'''

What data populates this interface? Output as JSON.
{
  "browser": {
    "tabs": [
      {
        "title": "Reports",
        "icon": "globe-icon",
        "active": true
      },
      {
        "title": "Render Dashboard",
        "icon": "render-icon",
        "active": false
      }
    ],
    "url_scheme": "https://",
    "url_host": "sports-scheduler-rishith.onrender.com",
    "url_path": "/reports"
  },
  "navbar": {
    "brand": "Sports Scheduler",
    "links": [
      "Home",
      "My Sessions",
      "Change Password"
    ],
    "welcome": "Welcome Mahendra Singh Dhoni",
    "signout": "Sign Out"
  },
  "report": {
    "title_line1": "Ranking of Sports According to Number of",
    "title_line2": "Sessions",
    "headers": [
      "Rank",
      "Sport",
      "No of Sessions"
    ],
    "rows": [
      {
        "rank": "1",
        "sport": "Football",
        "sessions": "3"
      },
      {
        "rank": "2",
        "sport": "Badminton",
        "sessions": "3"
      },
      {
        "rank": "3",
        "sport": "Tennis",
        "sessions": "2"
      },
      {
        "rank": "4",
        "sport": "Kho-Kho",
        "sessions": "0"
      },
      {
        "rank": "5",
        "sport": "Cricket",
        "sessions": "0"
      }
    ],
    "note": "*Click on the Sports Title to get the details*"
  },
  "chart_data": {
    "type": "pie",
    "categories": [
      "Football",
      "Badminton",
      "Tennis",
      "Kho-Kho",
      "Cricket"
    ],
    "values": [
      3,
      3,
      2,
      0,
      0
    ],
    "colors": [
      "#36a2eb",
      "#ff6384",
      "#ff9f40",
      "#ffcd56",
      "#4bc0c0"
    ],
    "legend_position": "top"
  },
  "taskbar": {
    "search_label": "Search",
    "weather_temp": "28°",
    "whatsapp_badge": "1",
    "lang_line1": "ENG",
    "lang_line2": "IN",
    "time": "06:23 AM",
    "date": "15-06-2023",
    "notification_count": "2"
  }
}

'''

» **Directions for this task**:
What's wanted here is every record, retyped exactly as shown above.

» **The answer**:
What data populates this interface? Output as JSON.
{
  "browser": {
    "tabs": [
      {
        "title": "Reports",
        "icon": "globe-icon",
        "active": true
      },
      {
        "title": "Render Dashboard",
        "icon": "render-icon",
        "active": false
      }
    ],
    "url_scheme": "https://",
    "url_host": "sports-scheduler-rishith.onrender.com",
    "url_path": "/reports"
  },
  "navbar": {
    "brand": "Sports Scheduler",
    "links": [
      "Home",
      "My Sessions",
      "Change Password"
    ],
    "welcome": "Welcome Mahendra Singh Dhoni",
    "signout": "Sign Out"
  },
  "report": {
    "title_line1": "Ranking of Sports According to Number of",
    "title_line2": "Sessions",
    "headers": [
      "Rank",
      "Sport",
      "No of Sessions"
    ],
    "rows": [
      {
        "rank": "1",
        "sport": "Football",
        "sessions": "3"
      },
      {
        "rank": "2",
        "sport": "Badminton",
        "sessions": "3"
      },
      {
        "rank": "3",
        "sport": "Tennis",
        "sessions": "2"
      },
      {
        "rank": "4",
        "sport": "Kho-Kho",
        "sessions": "0"
      },
      {
        "rank": "5",
        "sport": "Cricket",
        "sessions": "0"
      }
    ],
    "note": "*Click on the Sports Title to get the details*"
  },
  "chart_data": {
    "type": "pie",
    "categories": [
      "Football",
      "Badminton",
      "Tennis",
      "Kho-Kho",
      "Cricket"
    ],
    "values": [
      3,
      3,
      2,
      0,
      0
    ],
    "colors": [
      "#36a2eb",
      "#ff6384",
      "#ff9f40",
      "#ffcd56",
      "#4bc0c0"
    ],
    "legend_position": "top"
  },
  "taskbar": {
    "search_label": "Search",
    "weather_temp": "28°",
    "whatsapp_badge": "1",
    "lang_line1": "ENG",
    "lang_line2": "IN",
    "time": "06:23 AM",
    "date": "15-06-2023",
    "notification_count": "2"
  }
}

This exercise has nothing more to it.